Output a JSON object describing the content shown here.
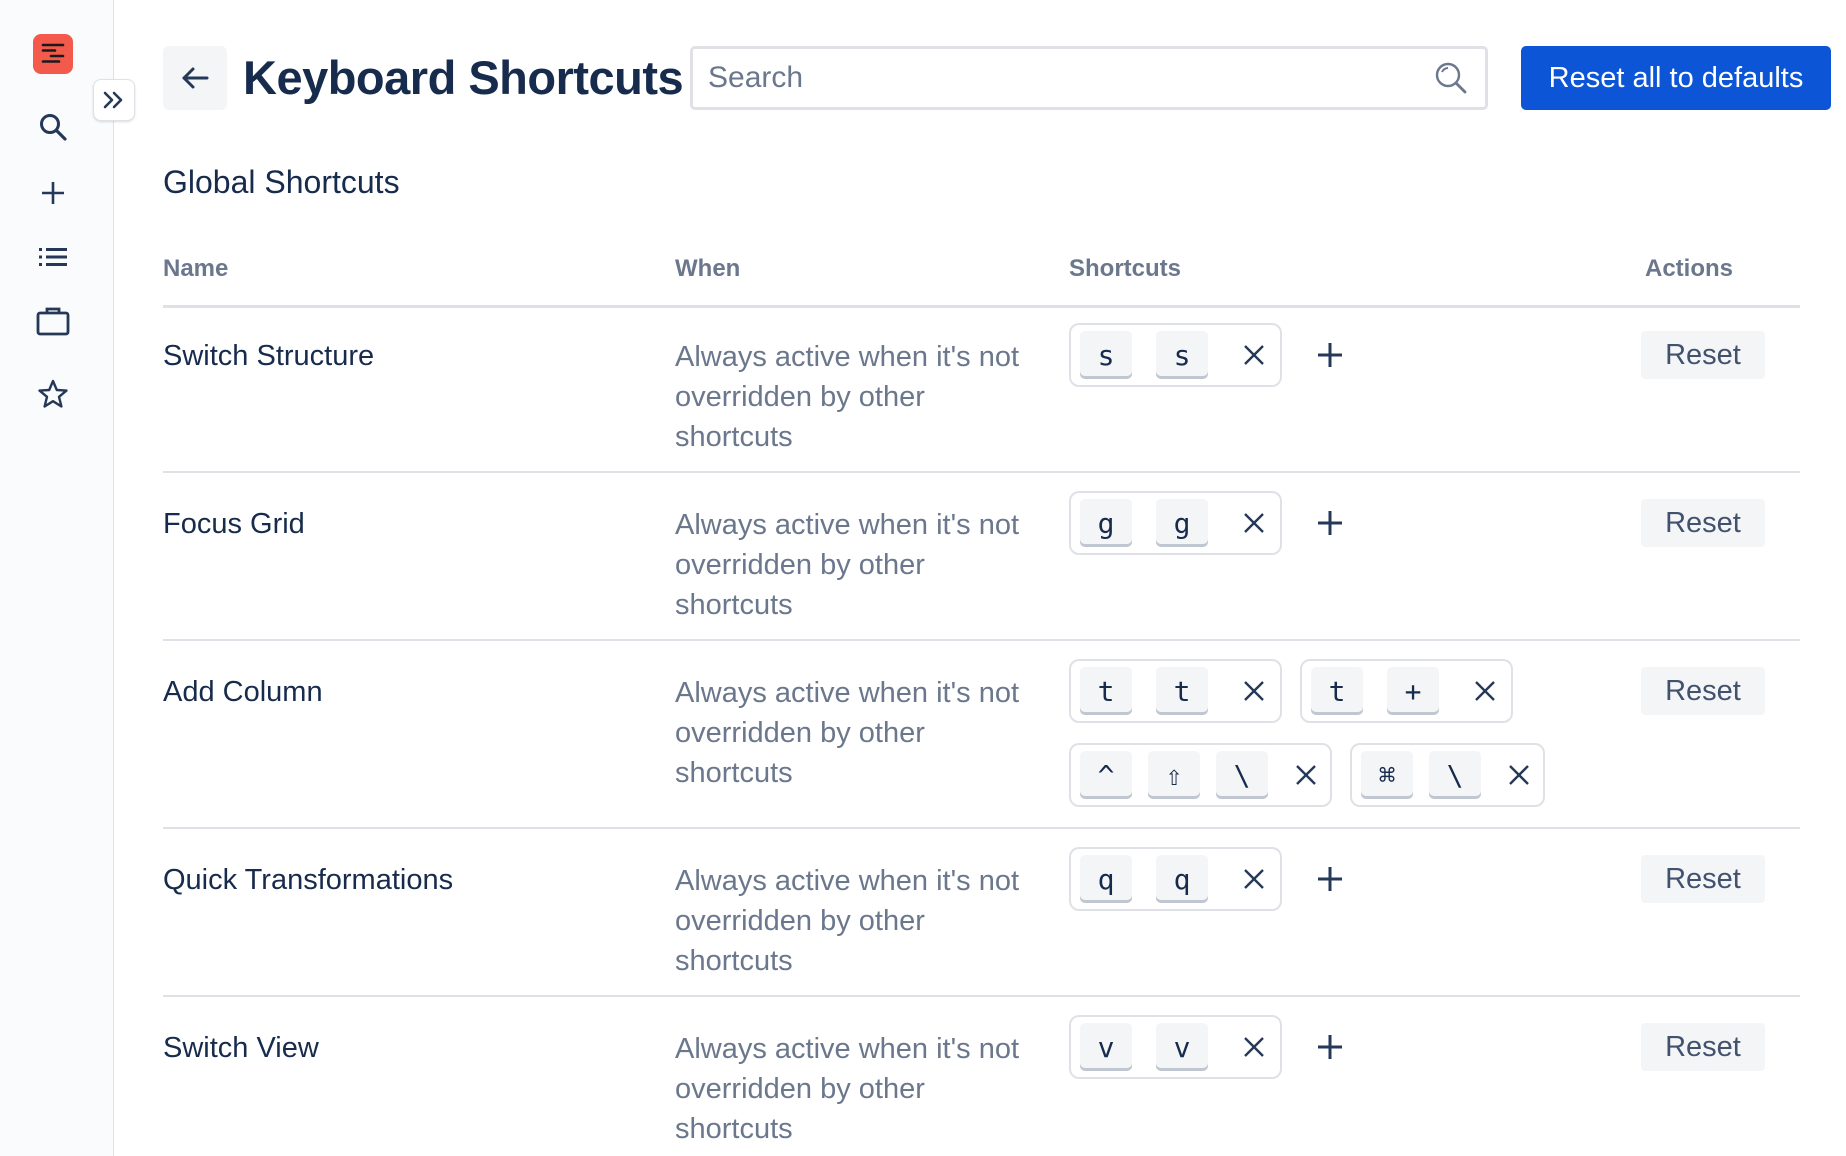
{
  "sidebar": {
    "items": [
      {
        "icon": "app-logo-icon"
      },
      {
        "icon": "search-icon"
      },
      {
        "icon": "plus-icon"
      },
      {
        "icon": "list-icon"
      },
      {
        "icon": "briefcase-icon"
      },
      {
        "icon": "star-icon"
      }
    ],
    "collapse_icon": "double-chevron-right-icon",
    "logo_color": "#f35a4b"
  },
  "header": {
    "back_icon": "arrow-left-icon",
    "title": "Keyboard Shortcuts",
    "search_placeholder": "Search",
    "search_value": "",
    "reset_all_label": "Reset all to defaults",
    "accent_color": "#0c55d6"
  },
  "section": {
    "title": "Global Shortcuts"
  },
  "table": {
    "columns": {
      "name": "Name",
      "when": "When",
      "shortcuts": "Shortcuts",
      "actions": "Actions"
    },
    "rows": [
      {
        "name": "Switch Structure",
        "when": "Always active when it's not overridden by other shortcuts",
        "combos": [
          [
            "s",
            "s"
          ]
        ],
        "reset_label": "Reset"
      },
      {
        "name": "Focus Grid",
        "when": "Always active when it's not overridden by other shortcuts",
        "combos": [
          [
            "g",
            "g"
          ]
        ],
        "reset_label": "Reset"
      },
      {
        "name": "Add Column",
        "when": "Always active when it's not overridden by other shortcuts",
        "combos": [
          [
            "t",
            "t"
          ],
          [
            "t",
            "+"
          ],
          [
            "^",
            "⇧",
            "\\"
          ],
          [
            "⌘",
            "\\"
          ]
        ],
        "reset_label": "Reset"
      },
      {
        "name": "Quick Transformations",
        "when": "Always active when it's not overridden by other shortcuts",
        "combos": [
          [
            "q",
            "q"
          ]
        ],
        "reset_label": "Reset"
      },
      {
        "name": "Switch View",
        "when": "Always active when it's not overridden by other shortcuts",
        "combos": [
          [
            "v",
            "v"
          ]
        ],
        "reset_label": "Reset"
      }
    ]
  }
}
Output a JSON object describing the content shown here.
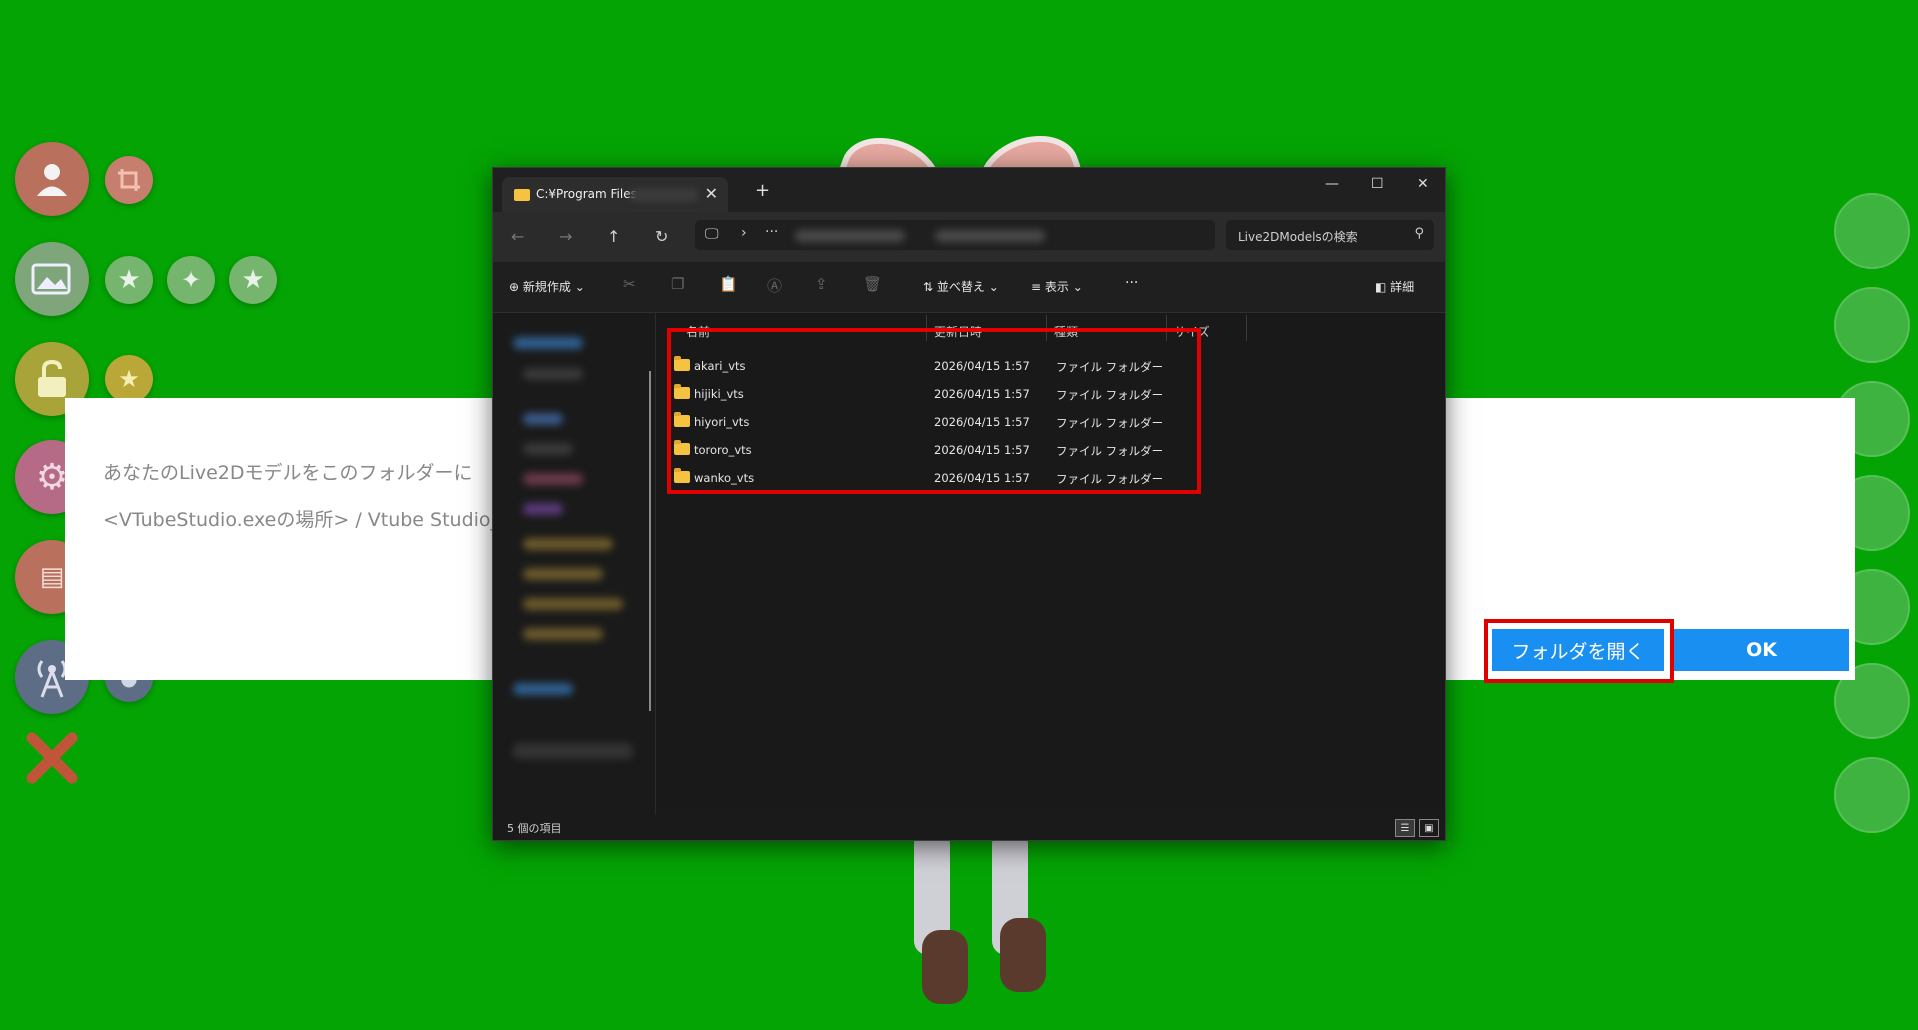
{
  "dialog": {
    "line1": "あなたのLive2Dモデルをこのフォルダーに",
    "line2": "<VTubeStudio.exeの場所> / Vtube Studio_",
    "open_folder_label": "フォルダを開く",
    "ok_label": "OK"
  },
  "explorer": {
    "tab_title": "C:¥Program Files",
    "search_placeholder": "Live2DModelsの検索",
    "toolbar": {
      "new_label": "新規作成",
      "sort_label": "並べ替え",
      "view_label": "表示",
      "more_label": "···",
      "details_label": "詳細"
    },
    "columns": [
      "名前",
      "更新日時",
      "種類",
      "サイズ"
    ],
    "rows": [
      {
        "name": "akari_vts",
        "date": "2026/04/15 1:57",
        "type": "ファイル フォルダー"
      },
      {
        "name": "hijiki_vts",
        "date": "2026/04/15 1:57",
        "type": "ファイル フォルダー"
      },
      {
        "name": "hiyori_vts",
        "date": "2026/04/15 1:57",
        "type": "ファイル フォルダー"
      },
      {
        "name": "tororo_vts",
        "date": "2026/04/15 1:57",
        "type": "ファイル フォルダー"
      },
      {
        "name": "wanko_vts",
        "date": "2026/04/15 1:57",
        "type": "ファイル フォルダー"
      }
    ],
    "status": "5 個の項目"
  },
  "colors": {
    "background": "#04a404",
    "accent": "#1a8ff2",
    "highlight": "#e00000"
  }
}
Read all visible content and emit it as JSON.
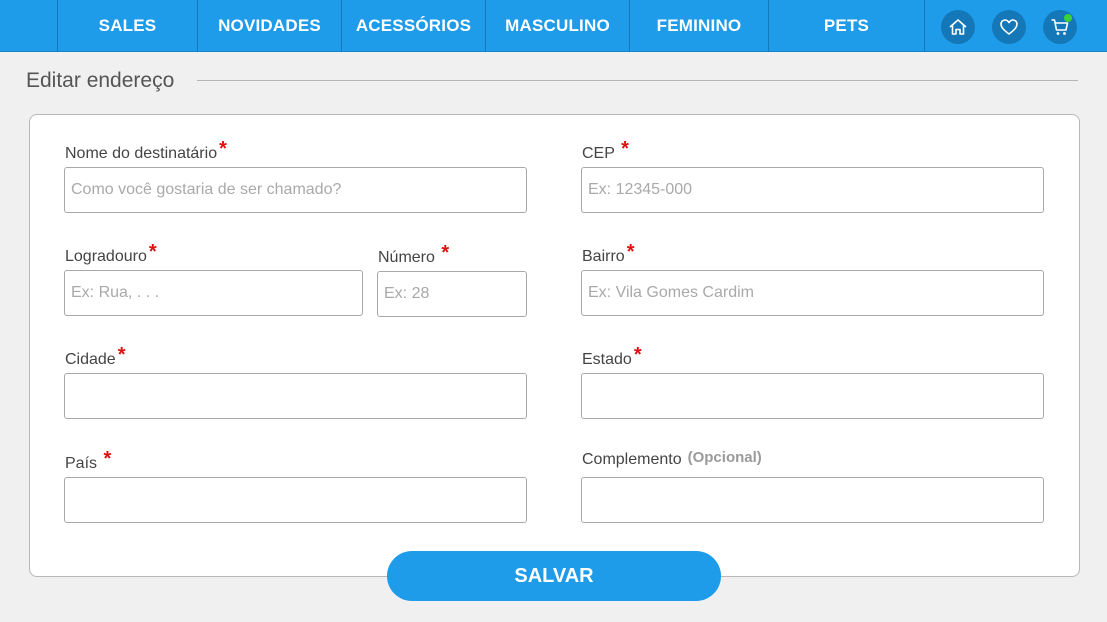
{
  "nav": {
    "items": [
      {
        "label": "SALES"
      },
      {
        "label": "NOVIDADES"
      },
      {
        "label": "ACESSÓRIOS"
      },
      {
        "label": "MASCULINO"
      },
      {
        "label": "FEMININO"
      },
      {
        "label": "PETS"
      }
    ],
    "icons": [
      "home-icon",
      "heart-icon",
      "cart-icon"
    ]
  },
  "page": {
    "title": "Editar endereço"
  },
  "form": {
    "required_mark": "*",
    "optional_text": "(Opcional)",
    "recipient": {
      "label": "Nome do destinatário",
      "placeholder": "Como você gostaria de ser chamado?",
      "value": ""
    },
    "cep": {
      "label": "CEP",
      "placeholder": "Ex: 12345-000",
      "value": ""
    },
    "street": {
      "label": "Logradouro",
      "placeholder": "Ex: Rua, . . .",
      "value": ""
    },
    "number": {
      "label": "Número",
      "placeholder": "Ex: 28",
      "value": ""
    },
    "district": {
      "label": "Bairro",
      "placeholder": "Ex: Vila Gomes Cardim",
      "value": ""
    },
    "city": {
      "label": "Cidade",
      "placeholder": "",
      "value": ""
    },
    "state": {
      "label": "Estado",
      "placeholder": "",
      "value": ""
    },
    "country": {
      "label": "País",
      "placeholder": "",
      "value": ""
    },
    "complement": {
      "label": "Complemento",
      "placeholder": "",
      "value": ""
    },
    "save_label": "SALVAR"
  },
  "colors": {
    "primary": "#1e9be9",
    "required": "#e01010",
    "background": "#f0f0f0"
  }
}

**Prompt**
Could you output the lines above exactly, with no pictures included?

**Written answer**
Output a JSON object describing the content shown here.
{
  "sidebar": {
    "items": [
      {
        "icon": "app-logo-icon"
      },
      {
        "icon": "search-icon"
      },
      {
        "icon": "plus-icon"
      },
      {
        "icon": "list-icon"
      },
      {
        "icon": "briefcase-icon"
      },
      {
        "icon": "star-icon"
      }
    ],
    "collapse_icon": "double-chevron-right-icon",
    "logo_color": "#f35a4b"
  },
  "header": {
    "back_icon": "arrow-left-icon",
    "title": "Keyboard Shortcuts",
    "search_placeholder": "Search",
    "search_value": "",
    "reset_all_label": "Reset all to defaults",
    "accent_color": "#0c55d6"
  },
  "section": {
    "title": "Global Shortcuts"
  },
  "table": {
    "columns": {
      "name": "Name",
      "when": "When",
      "shortcuts": "Shortcuts",
      "actions": "Actions"
    },
    "rows": [
      {
        "name": "Switch Structure",
        "when": "Always active when it's not overridden by other shortcuts",
        "combos": [
          [
            "s",
            "s"
          ]
        ],
        "reset_label": "Reset"
      },
      {
        "name": "Focus Grid",
        "when": "Always active when it's not overridden by other shortcuts",
        "combos": [
          [
            "g",
            "g"
          ]
        ],
        "reset_label": "Reset"
      },
      {
        "name": "Add Column",
        "when": "Always active when it's not overridden by other shortcuts",
        "combos": [
          [
            "t",
            "t"
          ],
          [
            "t",
            "+"
          ],
          [
            "^",
            "⇧",
            "\\"
          ],
          [
            "⌘",
            "\\"
          ]
        ],
        "reset_label": "Reset"
      },
      {
        "name": "Quick Transformations",
        "when": "Always active when it's not overridden by other shortcuts",
        "combos": [
          [
            "q",
            "q"
          ]
        ],
        "reset_label": "Reset"
      },
      {
        "name": "Switch View",
        "when": "Always active when it's not overridden by other shortcuts",
        "combos": [
          [
            "v",
            "v"
          ]
        ],
        "reset_label": "Reset"
      }
    ]
  }
}
Output a JSON object describing the content shown here.
{
  "dialog": {
    "line1": "あなたのLive2Dモデルをこのフォルダーに",
    "line2": "<VTubeStudio.exeの場所> / Vtube Studio_",
    "open_folder_label": "フォルダを開く",
    "ok_label": "OK"
  },
  "explorer": {
    "tab_title": "C:¥Program Files",
    "search_placeholder": "Live2DModelsの検索",
    "toolbar": {
      "new_label": "新規作成",
      "sort_label": "並べ替え",
      "view_label": "表示",
      "more_label": "···",
      "details_label": "詳細"
    },
    "columns": [
      "名前",
      "更新日時",
      "種類",
      "サイズ"
    ],
    "rows": [
      {
        "name": "akari_vts",
        "date": "2026/04/15 1:57",
        "type": "ファイル フォルダー"
      },
      {
        "name": "hijiki_vts",
        "date": "2026/04/15 1:57",
        "type": "ファイル フォルダー"
      },
      {
        "name": "hiyori_vts",
        "date": "2026/04/15 1:57",
        "type": "ファイル フォルダー"
      },
      {
        "name": "tororo_vts",
        "date": "2026/04/15 1:57",
        "type": "ファイル フォルダー"
      },
      {
        "name": "wanko_vts",
        "date": "2026/04/15 1:57",
        "type": "ファイル フォルダー"
      }
    ],
    "status": "5 個の項目"
  },
  "colors": {
    "background": "#04a404",
    "accent": "#1a8ff2",
    "highlight": "#e00000"
  }
}
Read all visible content and emit it as JSON.
{
  "nav": {
    "items": [
      {
        "label": "SALES"
      },
      {
        "label": "NOVIDADES"
      },
      {
        "label": "ACESSÓRIOS"
      },
      {
        "label": "MASCULINO"
      },
      {
        "label": "FEMININO"
      },
      {
        "label": "PETS"
      }
    ],
    "icons": [
      "home-icon",
      "heart-icon",
      "cart-icon"
    ]
  },
  "page": {
    "title": "Editar endereço"
  },
  "form": {
    "required_mark": "*",
    "optional_text": "(Opcional)",
    "recipient": {
      "label": "Nome do destinatário",
      "placeholder": "Como você gostaria de ser chamado?",
      "value": ""
    },
    "cep": {
      "label": "CEP",
      "placeholder": "Ex: 12345-000",
      "value": ""
    },
    "street": {
      "label": "Logradouro",
      "placeholder": "Ex: Rua, . . .",
      "value": ""
    },
    "number": {
      "label": "Número",
      "placeholder": "Ex: 28",
      "value": ""
    },
    "district": {
      "label": "Bairro",
      "placeholder": "Ex: Vila Gomes Cardim",
      "value": ""
    },
    "city": {
      "label": "Cidade",
      "placeholder": "",
      "value": ""
    },
    "state": {
      "label": "Estado",
      "placeholder": "",
      "value": ""
    },
    "country": {
      "label": "País",
      "placeholder": "",
      "value": ""
    },
    "complement": {
      "label": "Complemento",
      "placeholder": "",
      "value": ""
    },
    "save_label": "SALVAR"
  },
  "colors": {
    "primary": "#1e9be9",
    "required": "#e01010",
    "background": "#f0f0f0"
  }
}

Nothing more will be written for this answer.